### Your goal
Please print each of the entries below exactly.

### Working data
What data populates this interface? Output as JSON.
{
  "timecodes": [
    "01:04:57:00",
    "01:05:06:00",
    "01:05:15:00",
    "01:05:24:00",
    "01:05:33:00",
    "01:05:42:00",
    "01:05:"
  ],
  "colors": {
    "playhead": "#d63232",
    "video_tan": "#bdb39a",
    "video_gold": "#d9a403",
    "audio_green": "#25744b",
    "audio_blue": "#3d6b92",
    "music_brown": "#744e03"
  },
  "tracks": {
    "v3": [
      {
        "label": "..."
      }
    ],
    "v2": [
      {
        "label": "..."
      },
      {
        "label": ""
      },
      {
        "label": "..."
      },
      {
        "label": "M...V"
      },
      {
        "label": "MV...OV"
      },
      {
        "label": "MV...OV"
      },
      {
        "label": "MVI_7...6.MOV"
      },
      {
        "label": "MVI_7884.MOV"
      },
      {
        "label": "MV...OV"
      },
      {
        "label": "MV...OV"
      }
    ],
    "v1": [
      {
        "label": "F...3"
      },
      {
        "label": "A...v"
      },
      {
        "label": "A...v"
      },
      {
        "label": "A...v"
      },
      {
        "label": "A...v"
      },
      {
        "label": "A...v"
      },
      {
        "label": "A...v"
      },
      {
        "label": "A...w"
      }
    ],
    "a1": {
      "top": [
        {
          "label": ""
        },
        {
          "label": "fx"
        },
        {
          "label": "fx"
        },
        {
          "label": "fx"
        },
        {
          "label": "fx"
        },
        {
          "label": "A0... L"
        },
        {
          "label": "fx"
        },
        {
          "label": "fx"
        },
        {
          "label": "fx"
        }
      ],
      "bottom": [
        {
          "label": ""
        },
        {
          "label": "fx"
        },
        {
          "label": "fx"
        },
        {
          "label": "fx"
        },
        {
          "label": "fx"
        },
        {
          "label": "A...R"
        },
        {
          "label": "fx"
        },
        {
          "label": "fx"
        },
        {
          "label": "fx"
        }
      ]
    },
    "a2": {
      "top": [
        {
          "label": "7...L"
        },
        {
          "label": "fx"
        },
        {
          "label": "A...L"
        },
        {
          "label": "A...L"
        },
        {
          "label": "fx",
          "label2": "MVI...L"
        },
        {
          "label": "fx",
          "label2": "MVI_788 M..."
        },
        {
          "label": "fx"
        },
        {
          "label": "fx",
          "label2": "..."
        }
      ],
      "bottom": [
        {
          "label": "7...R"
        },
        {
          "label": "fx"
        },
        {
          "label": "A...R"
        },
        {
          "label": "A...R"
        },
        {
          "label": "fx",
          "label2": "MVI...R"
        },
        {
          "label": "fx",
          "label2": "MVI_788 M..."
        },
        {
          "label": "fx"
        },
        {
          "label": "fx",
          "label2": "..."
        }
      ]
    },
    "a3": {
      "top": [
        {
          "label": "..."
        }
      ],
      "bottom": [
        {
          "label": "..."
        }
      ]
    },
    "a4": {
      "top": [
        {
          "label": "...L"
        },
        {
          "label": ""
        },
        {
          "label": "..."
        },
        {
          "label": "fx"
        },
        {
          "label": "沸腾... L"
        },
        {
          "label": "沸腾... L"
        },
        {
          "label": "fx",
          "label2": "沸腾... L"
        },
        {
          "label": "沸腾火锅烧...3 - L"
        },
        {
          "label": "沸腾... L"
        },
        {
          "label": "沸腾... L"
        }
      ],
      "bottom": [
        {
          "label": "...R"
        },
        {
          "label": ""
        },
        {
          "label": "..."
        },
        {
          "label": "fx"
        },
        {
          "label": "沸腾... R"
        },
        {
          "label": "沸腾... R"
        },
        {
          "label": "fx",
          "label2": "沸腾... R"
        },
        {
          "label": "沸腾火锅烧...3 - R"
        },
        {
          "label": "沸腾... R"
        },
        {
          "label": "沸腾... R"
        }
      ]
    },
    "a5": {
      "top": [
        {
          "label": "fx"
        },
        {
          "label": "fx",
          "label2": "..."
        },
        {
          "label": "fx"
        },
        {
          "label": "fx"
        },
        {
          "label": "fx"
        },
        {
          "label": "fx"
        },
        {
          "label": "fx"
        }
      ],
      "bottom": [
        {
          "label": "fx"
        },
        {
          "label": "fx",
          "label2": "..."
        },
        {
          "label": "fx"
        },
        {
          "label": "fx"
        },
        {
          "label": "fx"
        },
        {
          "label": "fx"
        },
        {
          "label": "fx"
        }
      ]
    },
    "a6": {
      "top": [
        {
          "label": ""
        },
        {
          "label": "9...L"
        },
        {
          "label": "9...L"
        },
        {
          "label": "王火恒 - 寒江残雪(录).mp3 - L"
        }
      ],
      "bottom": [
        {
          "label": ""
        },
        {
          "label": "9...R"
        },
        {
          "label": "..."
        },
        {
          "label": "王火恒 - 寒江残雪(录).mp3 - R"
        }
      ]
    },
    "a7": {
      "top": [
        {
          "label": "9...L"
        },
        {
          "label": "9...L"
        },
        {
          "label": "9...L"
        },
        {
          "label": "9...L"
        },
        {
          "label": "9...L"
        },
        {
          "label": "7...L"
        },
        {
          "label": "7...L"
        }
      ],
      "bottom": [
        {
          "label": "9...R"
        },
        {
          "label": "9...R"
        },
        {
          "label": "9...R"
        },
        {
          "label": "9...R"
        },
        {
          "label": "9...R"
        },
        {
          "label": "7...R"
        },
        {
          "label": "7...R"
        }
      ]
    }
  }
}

### Result of the task
What data populates this interface? Output as JSON.
{
  "timecodes": [
    "01:04:57:00",
    "01:05:06:00",
    "01:05:15:00",
    "01:05:24:00",
    "01:05:33:00",
    "01:05:42:00",
    "01:05:"
  ],
  "colors": {
    "playhead": "#d63232",
    "video_tan": "#bdb39a",
    "video_gold": "#d9a403",
    "audio_green": "#25744b",
    "audio_blue": "#3d6b92",
    "music_brown": "#744e03"
  },
  "tracks": {
    "v3": [
      {
        "label": "..."
      }
    ],
    "v2": [
      {
        "label": "..."
      },
      {
        "label": ""
      },
      {
        "label": "..."
      },
      {
        "label": "M...V"
      },
      {
        "label": "MV...OV"
      },
      {
        "label": "MV...OV"
      },
      {
        "label": "MVI_7...6.MOV"
      },
      {
        "label": "MVI_7884.MOV"
      },
      {
        "label": "MV...OV"
      },
      {
        "label": "MV...OV"
      }
    ],
    "v1": [
      {
        "label": "F...3"
      },
      {
        "label": "A...v"
      },
      {
        "label": "A...v"
      },
      {
        "label": "A...v"
      },
      {
        "label": "A...v"
      },
      {
        "label": "A...v"
      },
      {
        "label": "A...v"
      },
      {
        "label": "A...w"
      }
    ],
    "a1": {
      "top": [
        {
          "label": ""
        },
        {
          "label": "fx"
        },
        {
          "label": "fx"
        },
        {
          "label": "fx"
        },
        {
          "label": "fx"
        },
        {
          "label": "A0... L"
        },
        {
          "label": "fx"
        },
        {
          "label": "fx"
        },
        {
          "label": "fx"
        }
      ],
      "bottom": [
        {
          "label": ""
        },
        {
          "label": "fx"
        },
        {
          "label": "fx"
        },
        {
          "label": "fx"
        },
        {
          "label": "fx"
        },
        {
          "label": "A...R"
        },
        {
          "label": "fx"
        },
        {
          "label": "fx"
        },
        {
          "label": "fx"
        }
      ]
    },
    "a2": {
      "top": [
        {
          "label": "7...L"
        },
        {
          "label": "fx"
        },
        {
          "label": "A...L"
        },
        {
          "label": "A...L"
        },
        {
          "label": "fx",
          "label2": "MVI...L"
        },
        {
          "label": "fx",
          "label2": "MVI_788 M..."
        },
        {
          "label": "fx"
        },
        {
          "label": "fx",
          "label2": "..."
        }
      ],
      "bottom": [
        {
          "label": "7...R"
        },
        {
          "label": "fx"
        },
        {
          "label": "A...R"
        },
        {
          "label": "A...R"
        },
        {
          "label": "fx",
          "label2": "MVI...R"
        },
        {
          "label": "fx",
          "label2": "MVI_788 M..."
        },
        {
          "label": "fx"
        },
        {
          "label": "fx",
          "label2": "..."
        }
      ]
    },
    "a3": {
      "top": [
        {
          "label": "..."
        }
      ],
      "bottom": [
        {
          "label": "..."
        }
      ]
    },
    "a4": {
      "top": [
        {
          "label": "...L"
        },
        {
          "label": ""
        },
        {
          "label": "..."
        },
        {
          "label": "fx"
        },
        {
          "label": "沸腾... L"
        },
        {
          "label": "沸腾... L"
        },
        {
          "label": "fx",
          "label2": "沸腾... L"
        },
        {
          "label": "沸腾火锅烧...3 - L"
        },
        {
          "label": "沸腾... L"
        },
        {
          "label": "沸腾... L"
        }
      ],
      "bottom": [
        {
          "label": "...R"
        },
        {
          "label": ""
        },
        {
          "label": "..."
        },
        {
          "label": "fx"
        },
        {
          "label": "沸腾... R"
        },
        {
          "label": "沸腾... R"
        },
        {
          "label": "fx",
          "label2": "沸腾... R"
        },
        {
          "label": "沸腾火锅烧...3 - R"
        },
        {
          "label": "沸腾... R"
        },
        {
          "label": "沸腾... R"
        }
      ]
    },
    "a5": {
      "top": [
        {
          "label": "fx"
        },
        {
          "label": "fx",
          "label2": "..."
        },
        {
          "label": "fx"
        },
        {
          "label": "fx"
        },
        {
          "label": "fx"
        },
        {
          "label": "fx"
        },
        {
          "label": "fx"
        }
      ],
      "bottom": [
        {
          "label": "fx"
        },
        {
          "label": "fx",
          "label2": "..."
        },
        {
          "label": "fx"
        },
        {
          "label": "fx"
        },
        {
          "label": "fx"
        },
        {
          "label": "fx"
        },
        {
          "label": "fx"
        }
      ]
    },
    "a6": {
      "top": [
        {
          "label": ""
        },
        {
          "label": "9...L"
        },
        {
          "label": "9...L"
        },
        {
          "label": "王火恒 - 寒江残雪(录).mp3 - L"
        }
      ],
      "bottom": [
        {
          "label": ""
        },
        {
          "label": "9...R"
        },
        {
          "label": "..."
        },
        {
          "label": "王火恒 - 寒江残雪(录).mp3 - R"
        }
      ]
    },
    "a7": {
      "top": [
        {
          "label": "9...L"
        },
        {
          "label": "9...L"
        },
        {
          "label": "9...L"
        },
        {
          "label": "9...L"
        },
        {
          "label": "9...L"
        },
        {
          "label": "7...L"
        },
        {
          "label": "7...L"
        }
      ],
      "bottom": [
        {
          "label": "9...R"
        },
        {
          "label": "9...R"
        },
        {
          "label": "9...R"
        },
        {
          "label": "9...R"
        },
        {
          "label": "9...R"
        },
        {
          "label": "7...R"
        },
        {
          "label": "7...R"
        }
      ]
    }
  }
}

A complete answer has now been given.